> **Exercise prompt**: Copy out each record that follows exactly, and omit any picture you find.
Data under study: Begin
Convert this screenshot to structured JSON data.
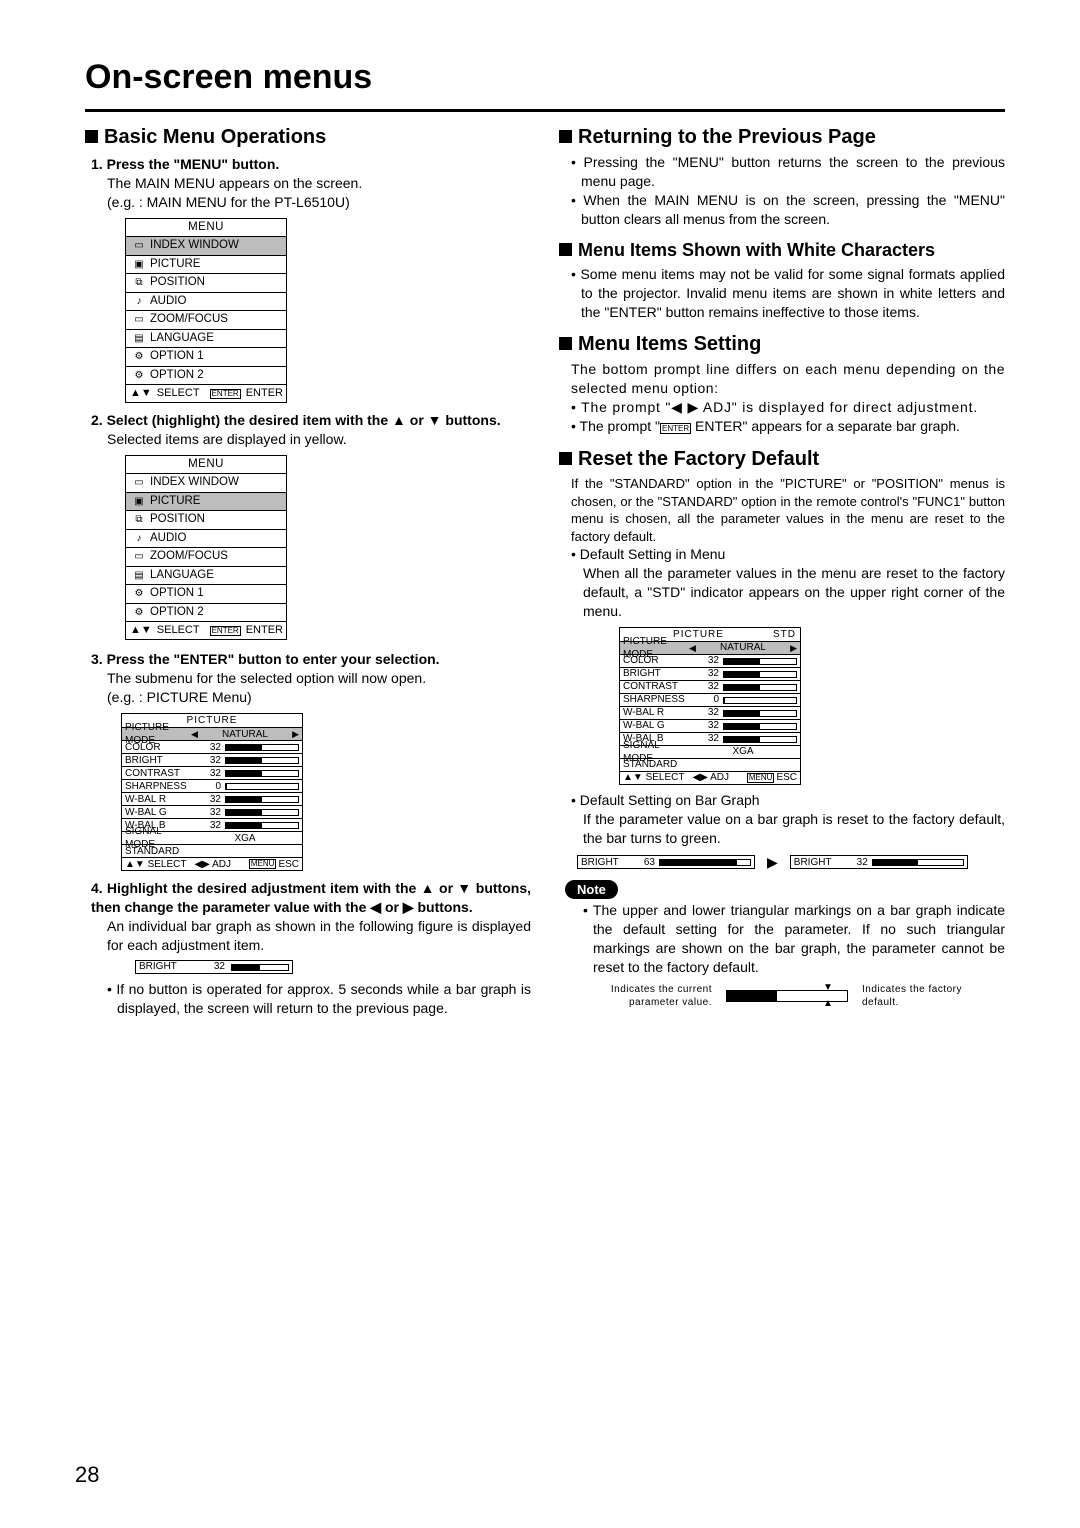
{
  "title": "On-screen menus",
  "page_number": "28",
  "left": {
    "h_basic": "Basic Menu Operations",
    "step1": "1. Press the \"MENU\" button.",
    "step1_body1": "The MAIN MENU appears on the screen.",
    "step1_body2": "(e.g. : MAIN MENU for the PT-L6510U)",
    "menu": {
      "title": "MENU",
      "items": [
        "INDEX WINDOW",
        "PICTURE",
        "POSITION",
        "AUDIO",
        "ZOOM/FOCUS",
        "LANGUAGE",
        "OPTION 1",
        "OPTION 2"
      ],
      "footer_select": "SELECT",
      "footer_enter": "ENTER",
      "footer_enterbox": "ENTER"
    },
    "step2": "2. Select (highlight) the desired item with the ▲ or ▼ buttons.",
    "step2_body": "Selected items are displayed in yellow.",
    "step3": "3. Press the \"ENTER\" button to enter your selection.",
    "step3_body1": "The submenu for the selected option will now open.",
    "step3_body2": "(e.g. :  PICTURE Menu)",
    "picture": {
      "title": "PICTURE",
      "rows": [
        {
          "lbl": "PICTURE MODE",
          "val": "NATURAL",
          "type": "mode"
        },
        {
          "lbl": "COLOR",
          "val": "32",
          "fill": 50
        },
        {
          "lbl": "BRIGHT",
          "val": "32",
          "fill": 50
        },
        {
          "lbl": "CONTRAST",
          "val": "32",
          "fill": 50
        },
        {
          "lbl": "SHARPNESS",
          "val": "0",
          "fill": 2
        },
        {
          "lbl": "W-BAL R",
          "val": "32",
          "fill": 50
        },
        {
          "lbl": "W-BAL G",
          "val": "32",
          "fill": 50
        },
        {
          "lbl": "W-BAL B",
          "val": "32",
          "fill": 50
        },
        {
          "lbl": "SIGNAL MODE",
          "val": "XGA",
          "type": "text"
        },
        {
          "lbl": "STANDARD",
          "val": "",
          "type": "blank"
        }
      ],
      "footer_select": "SELECT",
      "footer_adj": "ADJ",
      "footer_esc": "ESC",
      "footer_menubox": "MENU"
    },
    "step4": "4. Highlight the desired adjustment item with the ▲ or ▼ buttons, then change the parameter value with the ◀ or ▶ buttons.",
    "step4_body": "An individual bar graph as shown in the following figure is displayed for each adjustment item.",
    "bar_inline": {
      "lbl": "BRIGHT",
      "val": "32",
      "fill": 50
    },
    "step4_note": "If no button is operated for approx. 5 seconds while a bar graph is displayed, the screen will return to the previous page."
  },
  "right": {
    "h_return": "Returning to the Previous Page",
    "return_b1": "Pressing the \"MENU\" button returns the screen to the previous menu page.",
    "return_b2": "When the MAIN MENU is on the screen, pressing the \"MENU\" button clears all menus from the screen.",
    "h_white": "Menu Items Shown with White Characters",
    "white_b1": "Some menu items may not be valid for some signal formats applied to the projector. Invalid menu items are shown in white letters and the \"ENTER\" button remains ineffective to those items.",
    "h_setting": "Menu Items Setting",
    "setting_body": "The bottom prompt line differs on each menu depending on the selected menu option:",
    "setting_b1": "The prompt \"◀ ▶ ADJ\" is displayed for direct adjustment.",
    "setting_b2_pre": "The prompt \"",
    "setting_b2_box": "ENTER",
    "setting_b2_post": " ENTER\" appears for a separate bar graph.",
    "h_reset": "Reset the Factory Default",
    "reset_body": "If the \"STANDARD\" option in the \"PICTURE\" or \"POSITION\" menus is chosen, or the \"STANDARD\" option in the remote control's \"FUNC1\" button menu is chosen, all the parameter values in the menu are reset to the factory default.",
    "reset_b1": "Default Setting in Menu",
    "reset_b1_body": "When all the parameter values in the menu are reset to the factory default, a \"STD\" indicator appears on the upper right corner of the menu.",
    "picture_std": {
      "title": "PICTURE",
      "std": "STD",
      "rows": [
        {
          "lbl": "PICTURE MODE",
          "val": "NATURAL",
          "type": "mode"
        },
        {
          "lbl": "COLOR",
          "val": "32",
          "fill": 50
        },
        {
          "lbl": "BRIGHT",
          "val": "32",
          "fill": 50
        },
        {
          "lbl": "CONTRAST",
          "val": "32",
          "fill": 50
        },
        {
          "lbl": "SHARPNESS",
          "val": "0",
          "fill": 2
        },
        {
          "lbl": "W-BAL R",
          "val": "32",
          "fill": 50
        },
        {
          "lbl": "W-BAL G",
          "val": "32",
          "fill": 50
        },
        {
          "lbl": "W-BAL B",
          "val": "32",
          "fill": 50
        },
        {
          "lbl": "SIGNAL MODE",
          "val": "XGA",
          "type": "text"
        },
        {
          "lbl": "STANDARD",
          "val": "",
          "type": "blank"
        }
      ],
      "footer_select": "SELECT",
      "footer_adj": "ADJ",
      "footer_esc": "ESC",
      "footer_menubox": "MENU"
    },
    "reset_b2": "Default Setting on Bar Graph",
    "reset_b2_body": "If the parameter value on a bar graph is reset to the factory default, the bar turns to green.",
    "bar_before": {
      "lbl": "BRIGHT",
      "val": "63",
      "fill": 85
    },
    "bar_after": {
      "lbl": "BRIGHT",
      "val": "32",
      "fill": 50
    },
    "note_label": "Note",
    "note_b1": "The upper and lower triangular markings on a bar graph indicate the default setting for the parameter. If no such triangular markings are shown on the bar graph, the parameter cannot be reset to the factory default.",
    "tri_left": "Indicates the current parameter value.",
    "tri_right": "Indicates the factory default."
  }
}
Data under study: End
> **Exercise response**:
Convert this screenshot to structured JSON data.
{
  "title": "On-screen menus",
  "page_number": "28",
  "left": {
    "h_basic": "Basic Menu Operations",
    "step1": "1. Press the \"MENU\" button.",
    "step1_body1": "The MAIN MENU appears on the screen.",
    "step1_body2": "(e.g. : MAIN MENU for the PT-L6510U)",
    "menu": {
      "title": "MENU",
      "items": [
        "INDEX WINDOW",
        "PICTURE",
        "POSITION",
        "AUDIO",
        "ZOOM/FOCUS",
        "LANGUAGE",
        "OPTION 1",
        "OPTION 2"
      ],
      "footer_select": "SELECT",
      "footer_enter": "ENTER",
      "footer_enterbox": "ENTER"
    },
    "step2": "2. Select (highlight) the desired item with the ▲ or ▼ buttons.",
    "step2_body": "Selected items are displayed in yellow.",
    "step3": "3. Press the \"ENTER\" button to enter your selection.",
    "step3_body1": "The submenu for the selected option will now open.",
    "step3_body2": "(e.g. :  PICTURE Menu)",
    "picture": {
      "title": "PICTURE",
      "rows": [
        {
          "lbl": "PICTURE MODE",
          "val": "NATURAL",
          "type": "mode"
        },
        {
          "lbl": "COLOR",
          "val": "32",
          "fill": 50
        },
        {
          "lbl": "BRIGHT",
          "val": "32",
          "fill": 50
        },
        {
          "lbl": "CONTRAST",
          "val": "32",
          "fill": 50
        },
        {
          "lbl": "SHARPNESS",
          "val": "0",
          "fill": 2
        },
        {
          "lbl": "W-BAL R",
          "val": "32",
          "fill": 50
        },
        {
          "lbl": "W-BAL G",
          "val": "32",
          "fill": 50
        },
        {
          "lbl": "W-BAL B",
          "val": "32",
          "fill": 50
        },
        {
          "lbl": "SIGNAL MODE",
          "val": "XGA",
          "type": "text"
        },
        {
          "lbl": "STANDARD",
          "val": "",
          "type": "blank"
        }
      ],
      "footer_select": "SELECT",
      "footer_adj": "ADJ",
      "footer_esc": "ESC",
      "footer_menubox": "MENU"
    },
    "step4": "4. Highlight the desired adjustment item with the ▲ or ▼ buttons, then change the parameter value with the ◀ or ▶ buttons.",
    "step4_body": "An individual bar graph as shown in the following figure is displayed for each adjustment item.",
    "bar_inline": {
      "lbl": "BRIGHT",
      "val": "32",
      "fill": 50
    },
    "step4_note": "If no button is operated for approx. 5 seconds while a bar graph is displayed, the screen will return to the previous page."
  },
  "right": {
    "h_return": "Returning to the Previous Page",
    "return_b1": "Pressing the \"MENU\" button returns the screen to the previous menu page.",
    "return_b2": "When the MAIN MENU is on the screen, pressing the \"MENU\" button clears all menus from the screen.",
    "h_white": "Menu Items Shown with White Characters",
    "white_b1": "Some menu items may not be valid for some signal formats applied to the projector. Invalid menu items are shown in white letters and the \"ENTER\" button remains ineffective to those items.",
    "h_setting": "Menu Items Setting",
    "setting_body": "The bottom prompt line differs on each menu depending on the selected menu option:",
    "setting_b1": "The prompt \"◀ ▶ ADJ\" is displayed for direct adjustment.",
    "setting_b2_pre": "The prompt \"",
    "setting_b2_box": "ENTER",
    "setting_b2_post": " ENTER\" appears for a separate bar graph.",
    "h_reset": "Reset the Factory Default",
    "reset_body": "If the \"STANDARD\" option in the \"PICTURE\" or \"POSITION\" menus is chosen, or the \"STANDARD\" option in the remote control's \"FUNC1\" button menu is chosen, all the parameter values in the menu are reset to the factory default.",
    "reset_b1": "Default Setting in Menu",
    "reset_b1_body": "When all the parameter values in the menu are reset to the factory default, a \"STD\" indicator appears on the upper right corner of the menu.",
    "picture_std": {
      "title": "PICTURE",
      "std": "STD",
      "rows": [
        {
          "lbl": "PICTURE MODE",
          "val": "NATURAL",
          "type": "mode"
        },
        {
          "lbl": "COLOR",
          "val": "32",
          "fill": 50
        },
        {
          "lbl": "BRIGHT",
          "val": "32",
          "fill": 50
        },
        {
          "lbl": "CONTRAST",
          "val": "32",
          "fill": 50
        },
        {
          "lbl": "SHARPNESS",
          "val": "0",
          "fill": 2
        },
        {
          "lbl": "W-BAL R",
          "val": "32",
          "fill": 50
        },
        {
          "lbl": "W-BAL G",
          "val": "32",
          "fill": 50
        },
        {
          "lbl": "W-BAL B",
          "val": "32",
          "fill": 50
        },
        {
          "lbl": "SIGNAL MODE",
          "val": "XGA",
          "type": "text"
        },
        {
          "lbl": "STANDARD",
          "val": "",
          "type": "blank"
        }
      ],
      "footer_select": "SELECT",
      "footer_adj": "ADJ",
      "footer_esc": "ESC",
      "footer_menubox": "MENU"
    },
    "reset_b2": "Default Setting on Bar Graph",
    "reset_b2_body": "If the parameter value on a bar graph is reset to the factory default, the bar turns to green.",
    "bar_before": {
      "lbl": "BRIGHT",
      "val": "63",
      "fill": 85
    },
    "bar_after": {
      "lbl": "BRIGHT",
      "val": "32",
      "fill": 50
    },
    "note_label": "Note",
    "note_b1": "The upper and lower triangular markings on a bar graph indicate the default setting for the parameter. If no such triangular markings are shown on the bar graph, the parameter cannot be reset to the factory default.",
    "tri_left": "Indicates the current parameter value.",
    "tri_right": "Indicates the factory default."
  }
}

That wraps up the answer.